Excerpts from an interface dataset:
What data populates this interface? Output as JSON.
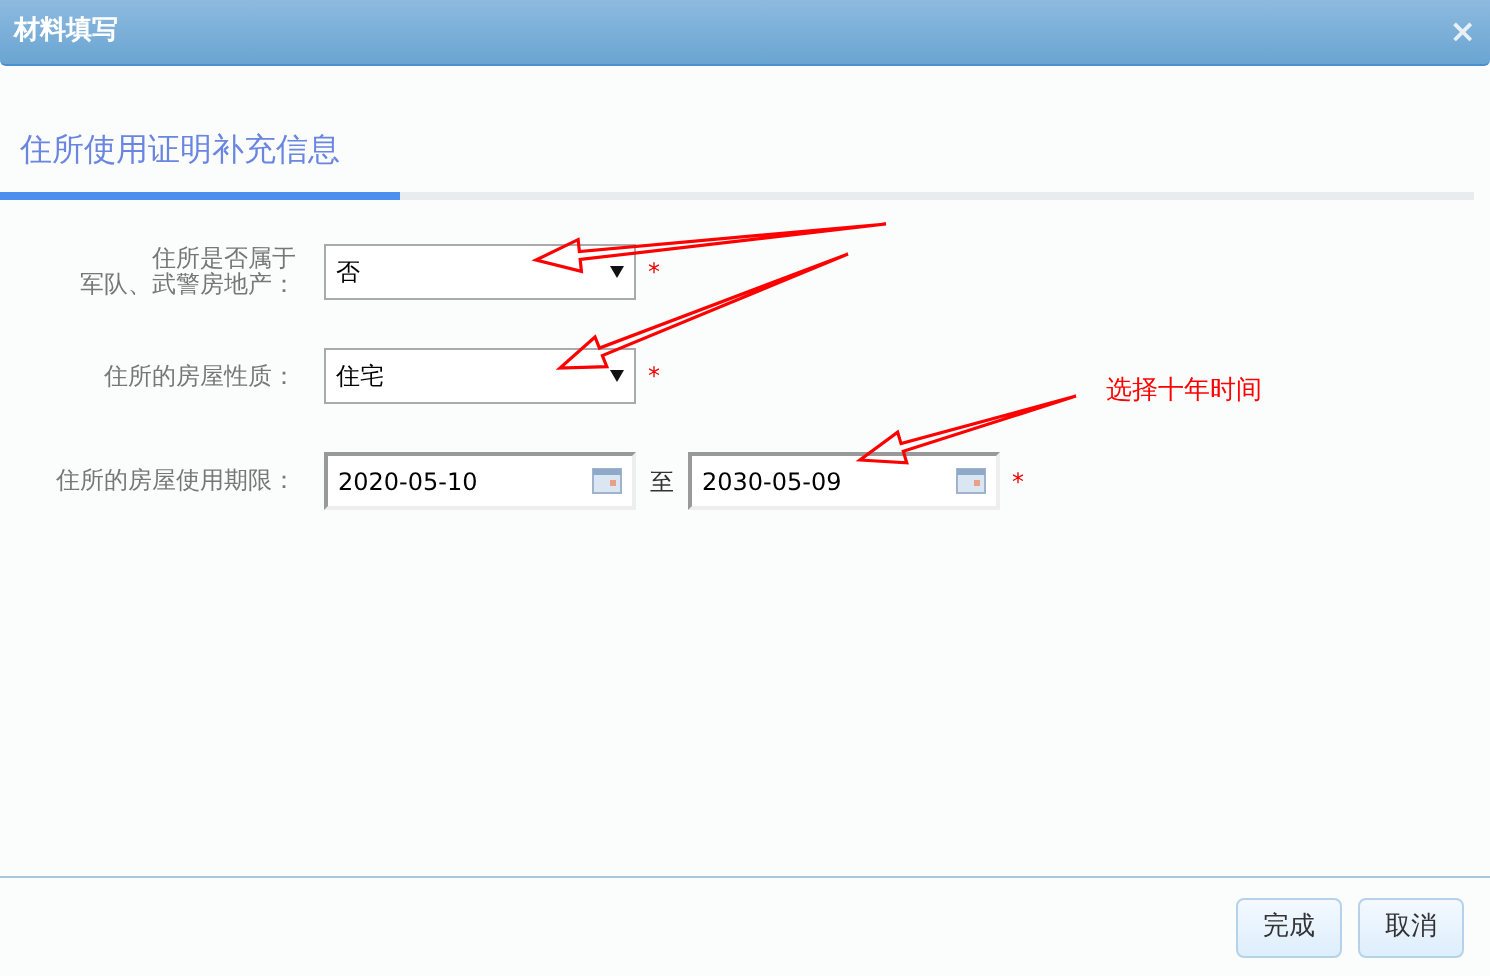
{
  "dialog": {
    "title": "材料填写",
    "close": "×"
  },
  "section": {
    "title": "住所使用证明补充信息"
  },
  "fields": [
    {
      "kind": "select",
      "label": [
        "住所是否属于",
        "军队、武警房地产："
      ],
      "value": "否",
      "required": "*"
    },
    {
      "kind": "select",
      "label": [
        "住所的房屋性质："
      ],
      "value": "住宅",
      "required": "*"
    },
    {
      "kind": "daterange",
      "label": [
        "住所的房屋使用期限："
      ],
      "from": "2020-05-10",
      "separator": "至",
      "to": "2030-05-09",
      "required": "*"
    }
  ],
  "annotation": {
    "text": "选择十年时间"
  },
  "buttons": [
    "完成",
    "取消"
  ]
}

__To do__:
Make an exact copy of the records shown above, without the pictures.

__Response to the task__:
What data populates this interface? Output as JSON.
{
  "dialog": {
    "title": "材料填写",
    "close": "×"
  },
  "section": {
    "title": "住所使用证明补充信息"
  },
  "fields": [
    {
      "kind": "select",
      "label": [
        "住所是否属于",
        "军队、武警房地产："
      ],
      "value": "否",
      "required": "*"
    },
    {
      "kind": "select",
      "label": [
        "住所的房屋性质："
      ],
      "value": "住宅",
      "required": "*"
    },
    {
      "kind": "daterange",
      "label": [
        "住所的房屋使用期限："
      ],
      "from": "2020-05-10",
      "separator": "至",
      "to": "2030-05-09",
      "required": "*"
    }
  ],
  "annotation": {
    "text": "选择十年时间"
  },
  "buttons": [
    "完成",
    "取消"
  ]
}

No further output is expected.